March 11, 2013
Much hand-wringing and angst in the world of Facilities/Workplace Management at the moment. The usual existential paranoia about relevancy and the need for a seat at the top table; the search for differentiation when pretty much the whole industry does the same things in the same way; hoping to standardise as much as possible under the guise of best practice and looking for ways that add value that won’t put a further pinch on already tight margins. As ever, new legislative and regulatory frameworks will keep the talking heads occupied and BIM (and other new tools) will continue to keep the cash tills ringing at software companies.
Those with clients unable or unwilling to read the trade press or get on the internet will be able to demonstrate value by keeping them abreast of developments and helping them anticipate, and prepare for, future developments. To be honest, it’s all just a little bit dull and worthy with more than a faint whiff of mothballs. Without Marissa Mayer we’d have struggled to find anything likely to grab the attention of the mainstream media aside from the usual rehashed articles about “The Office of the Future” that seem required by law to include at least one mention of the word jetpack.
The stuffed shirts have had their day. I even heard this week that it is likely that there are providers out there who do not know what their clients value. I was gobsmacked. In all seriousness, if you are in business and you don’t know what your clients value then you deserve to fail. Mind you, not all clients are as savvy as they would have us believe and they aren’t always open to taking advice. As I once overheard, “Why would I want strategic advice from the company that cleans the bogs?” However, at least you can tell what that guy values and FM is in a position to ensure he gets it.

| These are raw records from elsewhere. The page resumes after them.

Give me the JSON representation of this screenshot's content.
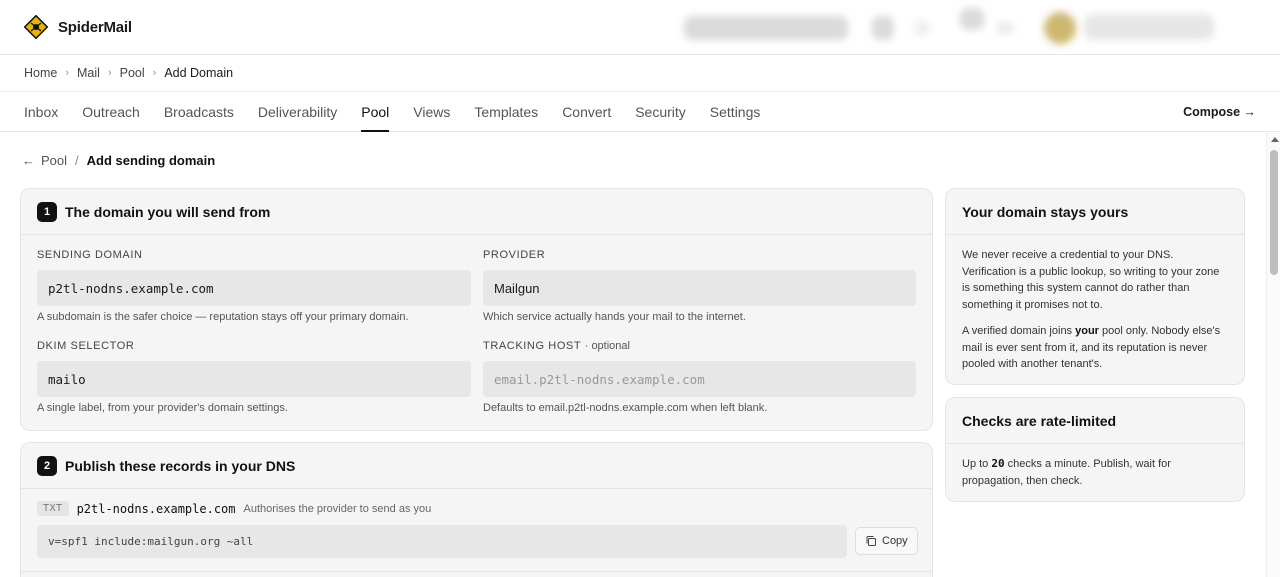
{
  "app": {
    "name": "SpiderMail"
  },
  "breadcrumb": {
    "items": [
      "Home",
      "Mail",
      "Pool"
    ],
    "current": "Add Domain"
  },
  "tabs": [
    {
      "label": "Inbox"
    },
    {
      "label": "Outreach"
    },
    {
      "label": "Broadcasts"
    },
    {
      "label": "Deliverability"
    },
    {
      "label": "Pool",
      "active": true
    },
    {
      "label": "Views"
    },
    {
      "label": "Templates"
    },
    {
      "label": "Convert"
    },
    {
      "label": "Security"
    },
    {
      "label": "Settings"
    }
  ],
  "compose": {
    "label": "Compose →"
  },
  "page": {
    "back_label": "Pool",
    "separator": "/",
    "title": "Add sending domain"
  },
  "section1": {
    "step": "1",
    "title": "The domain you will send from",
    "sending_domain": {
      "label": "SENDING DOMAIN",
      "value": "p2tl-nodns.example.com",
      "hint": "A subdomain is the safer choice — reputation stays off your primary domain."
    },
    "provider": {
      "label": "PROVIDER",
      "value": "Mailgun",
      "hint": "Which service actually hands your mail to the internet."
    },
    "dkim": {
      "label": "DKIM SELECTOR",
      "value": "mailo",
      "hint": "A single label, from your provider's domain settings."
    },
    "tracking": {
      "label": "TRACKING HOST",
      "optional": "· optional",
      "placeholder": "email.p2tl-nodns.example.com",
      "hint": "Defaults to email.p2tl-nodns.example.com when left blank."
    }
  },
  "section2": {
    "step": "2",
    "title": "Publish these records in your DNS",
    "records": [
      {
        "type": "TXT",
        "host": "p2tl-nodns.example.com",
        "description": "Authorises the provider to send as you",
        "value": "v=spf1 include:mailgun.org ~all",
        "copy_label": "Copy"
      }
    ]
  },
  "sidebar": {
    "domain_card": {
      "title": "Your domain stays yours",
      "p1": "We never receive a credential to your DNS. Verification is a public lookup, so writing to your zone is something this system cannot do rather than something it promises not to.",
      "p2_pre": "A verified domain joins ",
      "p2_bold": "your",
      "p2_post": " pool only. Nobody else's mail is ever sent from it, and its reputation is never pooled with another tenant's."
    },
    "rate_card": {
      "title": "Checks are rate-limited",
      "text_pre": "Up to ",
      "text_num": "20",
      "text_post": " checks a minute. Publish, wait for propagation, then check."
    }
  },
  "colors": {
    "accent": "#111111",
    "brand": "#e8b400",
    "card_bg": "#f5f5f5",
    "input_bg": "#e7e7e7"
  }
}
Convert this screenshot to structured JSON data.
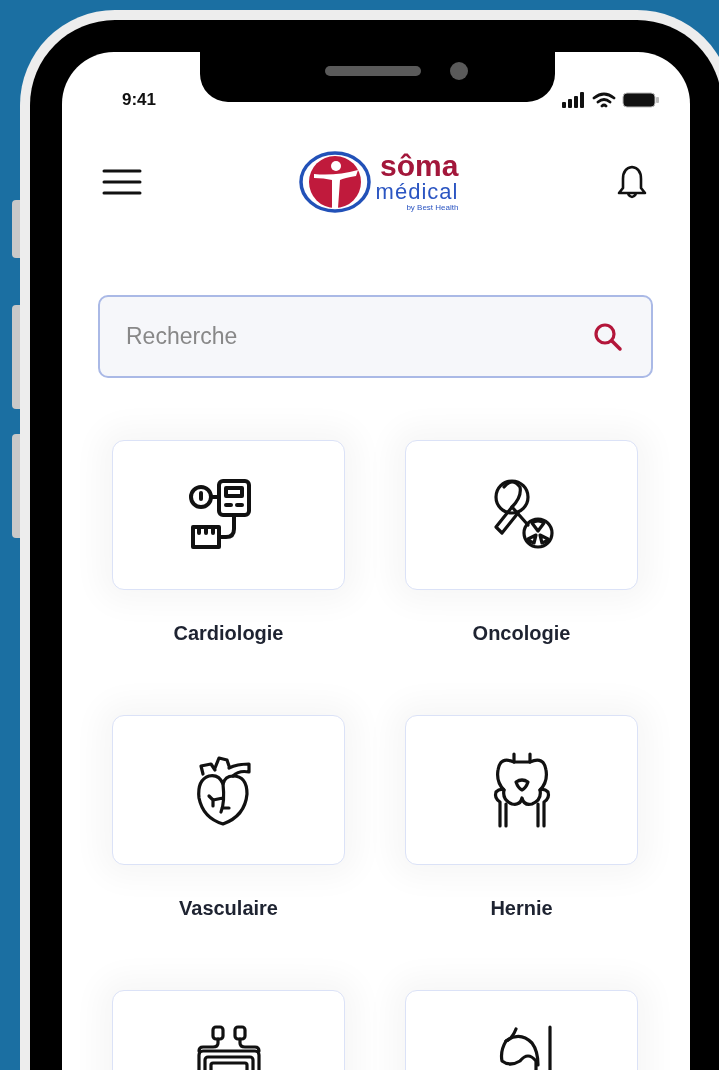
{
  "status_bar": {
    "time": "9:41"
  },
  "header": {
    "logo": {
      "name": "sôma",
      "subtitle": "médical",
      "tagline": "by Best Health"
    }
  },
  "search": {
    "placeholder": "Recherche"
  },
  "categories": [
    {
      "kind": "labeled",
      "label": "Cardiologie"
    },
    {
      "kind": "labeled",
      "label": "Oncologie"
    },
    {
      "kind": "labeled",
      "label": "Vasculaire"
    },
    {
      "kind": "labeled",
      "label": "Hernie"
    },
    {
      "kind": "cut"
    },
    {
      "kind": "cut"
    }
  ]
}
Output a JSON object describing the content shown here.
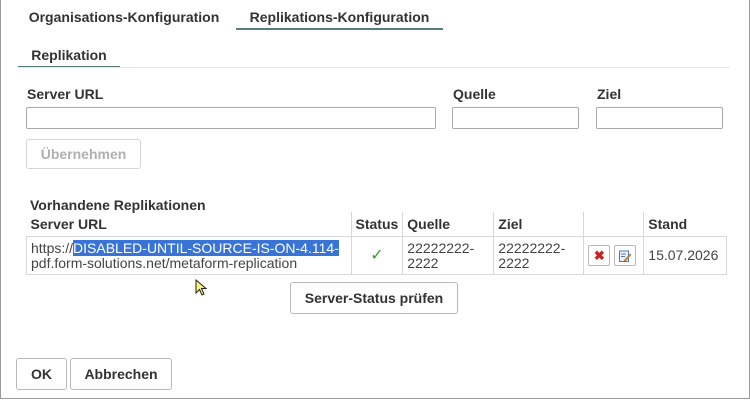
{
  "tabs": [
    {
      "label": "Organisations-Konfiguration",
      "active": false
    },
    {
      "label": "Replikations-Konfiguration",
      "active": true
    }
  ],
  "subtab": {
    "label": "Replikation"
  },
  "form": {
    "server_url_label": "Server URL",
    "source_label": "Quelle",
    "target_label": "Ziel",
    "server_url_value": "",
    "source_value": "",
    "target_value": "",
    "apply_button": "Übernehmen"
  },
  "existing": {
    "title": "Vorhandene Replikationen",
    "columns": [
      "Server URL",
      "Status",
      "Quelle",
      "Ziel",
      "",
      "Stand"
    ],
    "rows": [
      {
        "url_prefix": "https://",
        "url_selected": "DISABLED-UNTIL-SOURCE-IS-ON-4.114-",
        "url_rest": "pdf.form-solutions.net/metaform-replication",
        "status_icon": "check-icon",
        "source": "22222222-2222",
        "source_line1": "22222222-",
        "source_line2": "2222",
        "target_line1": "22222222-",
        "target_line2": "2222",
        "date": "15.07.2026"
      }
    ],
    "check_button": "Server-Status prüfen"
  },
  "footer": {
    "ok": "OK",
    "cancel": "Abbrechen"
  },
  "colors": {
    "accent_underline": "#5a7a82",
    "selection": "#3874d8",
    "delete": "#cc1f1f",
    "status_ok": "#3a9a3a"
  }
}
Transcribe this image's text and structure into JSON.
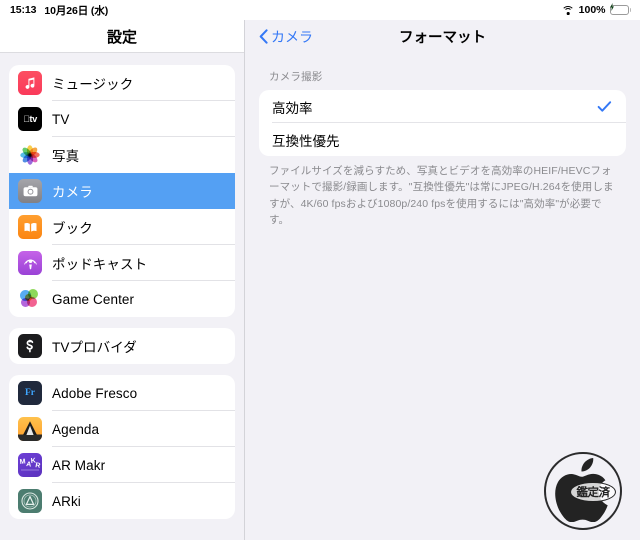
{
  "statusbar": {
    "time": "15:13",
    "date": "10月26日 (水)",
    "wifi_icon": "wifi-icon",
    "battery_percent": "100%",
    "battery_icon": "battery-charging-icon"
  },
  "sidebar": {
    "title": "設定",
    "groups": [
      {
        "name": "apple-apps",
        "items": [
          {
            "label": "ミュージック",
            "icon": "music-app-icon",
            "selected": false
          },
          {
            "label": "TV",
            "icon": "tv-app-icon",
            "selected": false
          },
          {
            "label": "写真",
            "icon": "photos-app-icon",
            "selected": false
          },
          {
            "label": "カメラ",
            "icon": "camera-app-icon",
            "selected": true
          },
          {
            "label": "ブック",
            "icon": "books-app-icon",
            "selected": false
          },
          {
            "label": "ポッドキャスト",
            "icon": "podcasts-app-icon",
            "selected": false
          },
          {
            "label": "Game Center",
            "icon": "game-center-icon",
            "selected": false
          }
        ]
      },
      {
        "name": "tv-provider",
        "items": [
          {
            "label": "TVプロバイダ",
            "icon": "tv-provider-icon",
            "selected": false
          }
        ]
      },
      {
        "name": "third-party-apps",
        "items": [
          {
            "label": "Adobe Fresco",
            "icon": "adobe-fresco-icon",
            "selected": false
          },
          {
            "label": "Agenda",
            "icon": "agenda-app-icon",
            "selected": false
          },
          {
            "label": "AR Makr",
            "icon": "ar-makr-icon",
            "selected": false
          },
          {
            "label": "ARki",
            "icon": "arki-app-icon",
            "selected": false
          }
        ]
      }
    ]
  },
  "detail": {
    "back_label": "カメラ",
    "back_icon": "chevron-left-icon",
    "title": "フォーマット",
    "section_header": "カメラ撮影",
    "options": [
      {
        "label": "高効率",
        "checked": true
      },
      {
        "label": "互換性優先",
        "checked": false
      }
    ],
    "check_icon": "checkmark-icon",
    "footer": "ファイルサイズを減らすため、写真とビデオを高効率のHEIF/HEVCフォーマットで撮影/録画します。\"互換性優先\"は常にJPEG/H.264を使用しますが、4K/60 fpsおよび1080p/240 fpsを使用するには\"高効率\"が必要です。"
  },
  "watermark": {
    "icon": "apple-logo-watermark",
    "stamp_text": "鑑定済"
  },
  "colors": {
    "selection_blue": "#54a0f3",
    "accent_blue": "#3478f6",
    "check_blue": "#3478f6",
    "battery_green": "#32d74b",
    "page_background": "#f2f1f6",
    "card_white": "#ffffff",
    "secondary_text": "#8a8a8e"
  }
}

What this all reinforces for me is that there is a desperate need for new voices and a new direction in any debate about the future of the industry. Arguably a new figurehead has been found in the person of Ruby McGregor-Smith and BIFM’s Women In FM group, where Liz Kentish and Julie Kortens are doing such sterling work, are making most of the running and driving the agenda in key areas that are vital to the future vibrancy of the industry, in particular in respect of diversity and in the promotion of FM as a career of choice. The face and nature of FM (or WM if you prefer) has changed and is changing. It is one of a few services that have the potential for a holistic view across the entire organisation and an accurate eye for how the business actually works and gets work done.
As an incubator for talent, it might be unrivalled. Social media highlights the numbers of young people out there for whom topics that currently exercise the industry are of incredible significance. We have the ability to harness the power of their convictions to real life scenarios where they can have a real impact. Whether or not Gen-Y go on to change the very nature of work, as some have suggested they will, the inescapable fact is that they will be the custodians of the future workplace in one shape or another.
Simon Heath is a freelance illustrator and commentator on workplace and facilities management issues and was formerly Head of Operations, Global Workplace Strategies at CBRE. For more of Simon’s worldly, wise and witty writing on all things work and workplace related, visit his blog at https://workmusing.wordpress.com.